By: Mr. Lu
Annushka gave me a plant, and I hate plants. Another student had given me a plant before, and we struggled to keep the thing alive, and now the cycle was being renewed. I wanted to throw it out the window.
It wasn’t always like this. I remember years ago trudging behind Ms. Logher on an outdoor ed trip, and being led to a lookout with a wide, sprawling vista unfolding away from me. Pausing and drinking it all in, the joyful sound of nothingness amid the plants and greenery was refreshing and inspiring.
I’ve learned we need to cling to these sounds of joy, and listen carefully in the here and now. Someone in chronic pain once said how they wished they could have treasured those days without pain, the sound of easy movement and physicality. The present danger of taking what we perceive as standard moments for granted is they become an ebbing, just out of reach memory in the future. It’s a well worn theme, but worth the reminder. As Pink Floyd noted, “You are young, and your life is long and there is time to kill today. And then one day you find, ten years have got behind you. No one told you when to run, you missed the starting gun.”
I remember Terry once teaching me how to play a game called Hearthstone. His gentle, almost tender, soothing style infused his teaching spirit. I never did learn to play the game properly, but that pliable and warm voice coming from this rebellious giant will stick with me as a joyful sound.

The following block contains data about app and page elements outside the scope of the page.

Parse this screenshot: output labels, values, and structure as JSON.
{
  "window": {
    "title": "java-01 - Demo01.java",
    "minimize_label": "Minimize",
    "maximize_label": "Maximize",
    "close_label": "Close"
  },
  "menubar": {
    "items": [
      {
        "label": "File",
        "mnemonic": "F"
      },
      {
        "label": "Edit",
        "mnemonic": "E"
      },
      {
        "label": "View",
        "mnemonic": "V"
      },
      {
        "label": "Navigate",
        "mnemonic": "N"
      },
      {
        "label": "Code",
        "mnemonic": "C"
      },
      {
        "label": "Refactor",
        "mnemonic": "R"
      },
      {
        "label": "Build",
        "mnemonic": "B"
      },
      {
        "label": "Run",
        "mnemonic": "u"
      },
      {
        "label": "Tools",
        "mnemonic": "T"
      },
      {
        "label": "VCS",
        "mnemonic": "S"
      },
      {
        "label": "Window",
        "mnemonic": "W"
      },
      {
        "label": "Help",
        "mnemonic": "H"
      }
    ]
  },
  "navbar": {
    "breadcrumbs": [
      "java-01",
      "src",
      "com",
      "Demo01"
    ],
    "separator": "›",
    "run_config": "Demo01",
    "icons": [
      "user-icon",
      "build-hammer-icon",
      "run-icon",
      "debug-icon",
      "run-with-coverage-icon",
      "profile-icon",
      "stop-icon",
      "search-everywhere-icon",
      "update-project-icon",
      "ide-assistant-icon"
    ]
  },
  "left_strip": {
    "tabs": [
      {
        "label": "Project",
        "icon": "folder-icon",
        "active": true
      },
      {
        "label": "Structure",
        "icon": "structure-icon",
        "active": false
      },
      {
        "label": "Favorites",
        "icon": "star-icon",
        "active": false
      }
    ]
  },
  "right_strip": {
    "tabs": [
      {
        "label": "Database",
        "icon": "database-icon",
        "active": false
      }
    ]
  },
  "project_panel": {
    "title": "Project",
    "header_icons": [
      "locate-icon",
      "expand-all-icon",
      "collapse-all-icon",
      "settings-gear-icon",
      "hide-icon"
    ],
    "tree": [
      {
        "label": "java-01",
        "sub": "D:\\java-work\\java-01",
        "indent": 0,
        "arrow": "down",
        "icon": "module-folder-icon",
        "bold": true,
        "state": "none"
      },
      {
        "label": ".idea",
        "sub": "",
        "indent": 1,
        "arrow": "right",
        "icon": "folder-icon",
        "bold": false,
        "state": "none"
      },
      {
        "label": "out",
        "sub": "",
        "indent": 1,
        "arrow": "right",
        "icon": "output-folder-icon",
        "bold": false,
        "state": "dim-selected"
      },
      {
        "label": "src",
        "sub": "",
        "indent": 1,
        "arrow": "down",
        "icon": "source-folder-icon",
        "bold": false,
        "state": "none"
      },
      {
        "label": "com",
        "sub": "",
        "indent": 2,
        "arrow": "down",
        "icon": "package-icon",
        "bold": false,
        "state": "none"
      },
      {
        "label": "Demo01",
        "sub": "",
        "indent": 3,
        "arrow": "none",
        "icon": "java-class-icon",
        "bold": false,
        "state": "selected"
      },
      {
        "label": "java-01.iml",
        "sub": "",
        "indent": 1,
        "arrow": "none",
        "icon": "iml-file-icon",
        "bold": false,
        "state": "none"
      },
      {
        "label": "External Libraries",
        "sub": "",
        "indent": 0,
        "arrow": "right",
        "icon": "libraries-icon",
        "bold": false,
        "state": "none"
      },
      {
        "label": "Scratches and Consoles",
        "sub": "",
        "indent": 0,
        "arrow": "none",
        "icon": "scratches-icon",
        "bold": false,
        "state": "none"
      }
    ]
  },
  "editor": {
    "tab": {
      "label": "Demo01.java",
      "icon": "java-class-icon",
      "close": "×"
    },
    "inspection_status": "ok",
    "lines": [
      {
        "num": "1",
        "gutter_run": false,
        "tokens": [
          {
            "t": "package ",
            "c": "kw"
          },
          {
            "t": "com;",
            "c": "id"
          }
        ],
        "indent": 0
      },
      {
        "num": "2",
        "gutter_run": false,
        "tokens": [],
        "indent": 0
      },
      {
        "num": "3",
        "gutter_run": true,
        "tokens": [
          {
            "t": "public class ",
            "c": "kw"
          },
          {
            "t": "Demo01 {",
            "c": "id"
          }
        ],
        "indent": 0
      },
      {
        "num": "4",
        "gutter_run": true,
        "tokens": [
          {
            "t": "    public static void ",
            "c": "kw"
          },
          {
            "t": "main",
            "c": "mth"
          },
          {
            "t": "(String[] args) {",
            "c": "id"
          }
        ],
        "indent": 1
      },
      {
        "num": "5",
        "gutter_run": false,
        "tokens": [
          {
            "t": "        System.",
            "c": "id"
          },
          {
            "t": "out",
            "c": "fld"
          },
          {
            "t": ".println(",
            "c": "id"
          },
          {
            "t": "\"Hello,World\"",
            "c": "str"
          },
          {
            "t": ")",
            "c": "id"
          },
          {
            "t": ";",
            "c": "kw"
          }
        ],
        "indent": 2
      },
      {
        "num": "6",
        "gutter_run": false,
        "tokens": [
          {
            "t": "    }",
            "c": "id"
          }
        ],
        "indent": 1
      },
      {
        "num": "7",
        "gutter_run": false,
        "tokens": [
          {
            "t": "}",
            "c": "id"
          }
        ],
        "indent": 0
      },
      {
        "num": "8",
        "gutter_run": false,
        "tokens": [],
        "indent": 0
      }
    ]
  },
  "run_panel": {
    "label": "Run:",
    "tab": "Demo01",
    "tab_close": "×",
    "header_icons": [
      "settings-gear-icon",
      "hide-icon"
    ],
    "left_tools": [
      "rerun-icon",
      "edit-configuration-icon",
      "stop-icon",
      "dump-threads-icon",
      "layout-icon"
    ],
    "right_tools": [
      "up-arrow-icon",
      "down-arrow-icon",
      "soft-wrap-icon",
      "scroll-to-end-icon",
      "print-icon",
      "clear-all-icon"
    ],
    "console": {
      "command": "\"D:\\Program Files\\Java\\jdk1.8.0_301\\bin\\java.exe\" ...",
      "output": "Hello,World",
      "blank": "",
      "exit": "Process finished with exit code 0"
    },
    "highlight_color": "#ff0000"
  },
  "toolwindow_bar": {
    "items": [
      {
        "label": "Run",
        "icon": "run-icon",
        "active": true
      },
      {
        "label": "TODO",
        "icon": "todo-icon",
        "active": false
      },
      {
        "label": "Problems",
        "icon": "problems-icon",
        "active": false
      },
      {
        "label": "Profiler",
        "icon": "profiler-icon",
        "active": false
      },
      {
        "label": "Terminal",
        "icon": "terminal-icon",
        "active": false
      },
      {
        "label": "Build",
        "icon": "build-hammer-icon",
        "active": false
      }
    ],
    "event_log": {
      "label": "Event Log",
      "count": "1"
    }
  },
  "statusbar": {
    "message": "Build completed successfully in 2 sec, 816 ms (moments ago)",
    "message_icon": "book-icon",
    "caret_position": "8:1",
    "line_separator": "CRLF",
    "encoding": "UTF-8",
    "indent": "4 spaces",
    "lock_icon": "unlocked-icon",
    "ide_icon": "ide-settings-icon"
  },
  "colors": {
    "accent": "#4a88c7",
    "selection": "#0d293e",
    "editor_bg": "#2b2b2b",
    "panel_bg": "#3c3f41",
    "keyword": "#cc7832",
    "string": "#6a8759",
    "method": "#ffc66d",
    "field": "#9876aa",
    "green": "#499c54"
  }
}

I remember those grade 10 after school days, when the Collets, Josh, Emma, Vincent, and Annushka would gather in my room doing work, talking nonsense, talking serious, and just talking and talking. The loud energetic cacophony could easily be dismissed, but were joyful in their own warped way.
I remember Abhi, Hamza, and Charlie hanging out after our online class. Hamza would display some bizarre household item. Not to be outdone, Abhi could counter with the latest, even more bizarre, video on his YouTube channel. I could close my eyes and listen to those videos, chuckle, laugh, and know there is raucous, pick-me-up joy there.
During winter break, my family went to see the light show at VanDusen Gardens. After spilling through the entrance, we were greeted by a spectacular pond with the ostentatious letters J O Y positioned in the middle of the pond blinking bright lights mercilessly. Forced cheerful music blared from speakers. As I stood making sense of this spectacle, I heard a sudden loud moan off to the side, and I saw a man with special needs. He was being led by the hand by a caregiver with patient, practiced eyes. Right then and there, I knew I was listening to joy.
The sounds of joy take many forms, and they need to be gathered, treasured, and hoarded, and brought out on dark, hopeless days. Whether it’s a plant or a moan, I know I need to be listening. I hope you’ll be listening too.